## PROBLEM TO SOLVE
Each record below needs to be copied out exactly as it stands.

## EXTRACTED INFORMATION
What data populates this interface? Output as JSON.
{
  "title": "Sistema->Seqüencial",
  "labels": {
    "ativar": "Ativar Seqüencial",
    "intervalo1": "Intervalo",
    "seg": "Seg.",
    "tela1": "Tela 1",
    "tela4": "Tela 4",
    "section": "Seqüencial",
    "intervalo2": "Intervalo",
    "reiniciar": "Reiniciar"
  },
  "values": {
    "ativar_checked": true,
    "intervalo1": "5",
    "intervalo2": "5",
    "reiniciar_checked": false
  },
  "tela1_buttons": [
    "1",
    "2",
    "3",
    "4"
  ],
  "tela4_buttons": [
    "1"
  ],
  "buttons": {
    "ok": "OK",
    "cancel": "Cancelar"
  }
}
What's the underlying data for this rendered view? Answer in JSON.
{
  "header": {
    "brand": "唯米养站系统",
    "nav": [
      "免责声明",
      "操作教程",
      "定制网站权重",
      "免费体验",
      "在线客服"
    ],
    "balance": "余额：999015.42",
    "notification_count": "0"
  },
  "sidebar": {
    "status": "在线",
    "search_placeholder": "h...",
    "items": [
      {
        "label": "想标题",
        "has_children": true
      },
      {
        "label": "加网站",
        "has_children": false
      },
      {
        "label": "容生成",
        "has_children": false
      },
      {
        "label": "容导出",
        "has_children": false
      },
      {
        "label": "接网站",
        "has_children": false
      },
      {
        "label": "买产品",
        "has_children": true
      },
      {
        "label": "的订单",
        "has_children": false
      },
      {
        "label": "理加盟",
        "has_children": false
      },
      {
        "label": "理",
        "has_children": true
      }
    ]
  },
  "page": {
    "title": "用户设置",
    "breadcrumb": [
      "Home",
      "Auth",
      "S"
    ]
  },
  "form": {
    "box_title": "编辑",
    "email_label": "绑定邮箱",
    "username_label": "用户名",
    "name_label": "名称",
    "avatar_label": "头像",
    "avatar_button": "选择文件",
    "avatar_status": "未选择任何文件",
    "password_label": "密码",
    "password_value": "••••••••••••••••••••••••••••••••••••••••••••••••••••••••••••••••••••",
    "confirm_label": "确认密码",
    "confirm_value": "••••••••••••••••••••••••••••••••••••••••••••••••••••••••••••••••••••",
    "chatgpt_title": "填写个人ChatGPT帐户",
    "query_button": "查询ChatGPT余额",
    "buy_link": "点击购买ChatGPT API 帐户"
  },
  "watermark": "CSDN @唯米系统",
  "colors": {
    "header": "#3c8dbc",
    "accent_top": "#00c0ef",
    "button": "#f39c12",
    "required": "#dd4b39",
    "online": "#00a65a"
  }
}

## WORKED SOLUTION
What data populates this interface? Output as JSON.
{
  "title": "Sistema->Seqüencial",
  "labels": {
    "ativar": "Ativar Seqüencial",
    "intervalo1": "Intervalo",
    "seg": "Seg.",
    "tela1": "Tela 1",
    "tela4": "Tela 4",
    "section": "Seqüencial",
    "intervalo2": "Intervalo",
    "reiniciar": "Reiniciar"
  },
  "values": {
    "ativar_checked": true,
    "intervalo1": "5",
    "intervalo2": "5",
    "reiniciar_checked": false
  },
  "tela1_buttons": [
    "1",
    "2",
    "3",
    "4"
  ],
  "tela4_buttons": [
    "1"
  ],
  "buttons": {
    "ok": "OK",
    "cancel": "Cancelar"
  }
}
What's the underlying data for this rendered view? Answer in JSON.
{
  "header": {
    "brand": "唯米养站系统",
    "nav": [
      "免责声明",
      "操作教程",
      "定制网站权重",
      "免费体验",
      "在线客服"
    ],
    "balance": "余额：999015.42",
    "notification_count": "0"
  },
  "sidebar": {
    "status": "在线",
    "search_placeholder": "h...",
    "items": [
      {
        "label": "想标题",
        "has_children": true
      },
      {
        "label": "加网站",
        "has_children": false
      },
      {
        "label": "容生成",
        "has_children": false
      },
      {
        "label": "容导出",
        "has_children": false
      },
      {
        "label": "接网站",
        "has_children": false
      },
      {
        "label": "买产品",
        "has_children": true
      },
      {
        "label": "的订单",
        "has_children": false
      },
      {
        "label": "理加盟",
        "has_children": false
      },
      {
        "label": "理",
        "has_children": true
      }
    ]
  },
  "page": {
    "title": "用户设置",
    "breadcrumb": [
      "Home",
      "Auth",
      "S"
    ]
  },
  "form": {
    "box_title": "编辑",
    "email_label": "绑定邮箱",
    "username_label": "用户名",
    "name_label": "名称",
    "avatar_label": "头像",
    "avatar_button": "选择文件",
    "avatar_status": "未选择任何文件",
    "password_label": "密码",
    "password_value": "••••••••••••••••••••••••••••••••••••••••••••••••••••••••••••••••••••",
    "confirm_label": "确认密码",
    "confirm_value": "••••••••••••••••••••••••••••••••••••••••••••••••••••••••••••••••••••",
    "chatgpt_title": "填写个人ChatGPT帐户",
    "query_button": "查询ChatGPT余额",
    "buy_link": "点击购买ChatGPT API 帐户"
  },
  "watermark": "CSDN @唯米系统",
  "colors": {
    "header": "#3c8dbc",
    "accent_top": "#00c0ef",
    "button": "#f39c12",
    "required": "#dd4b39",
    "online": "#00a65a"
  }
}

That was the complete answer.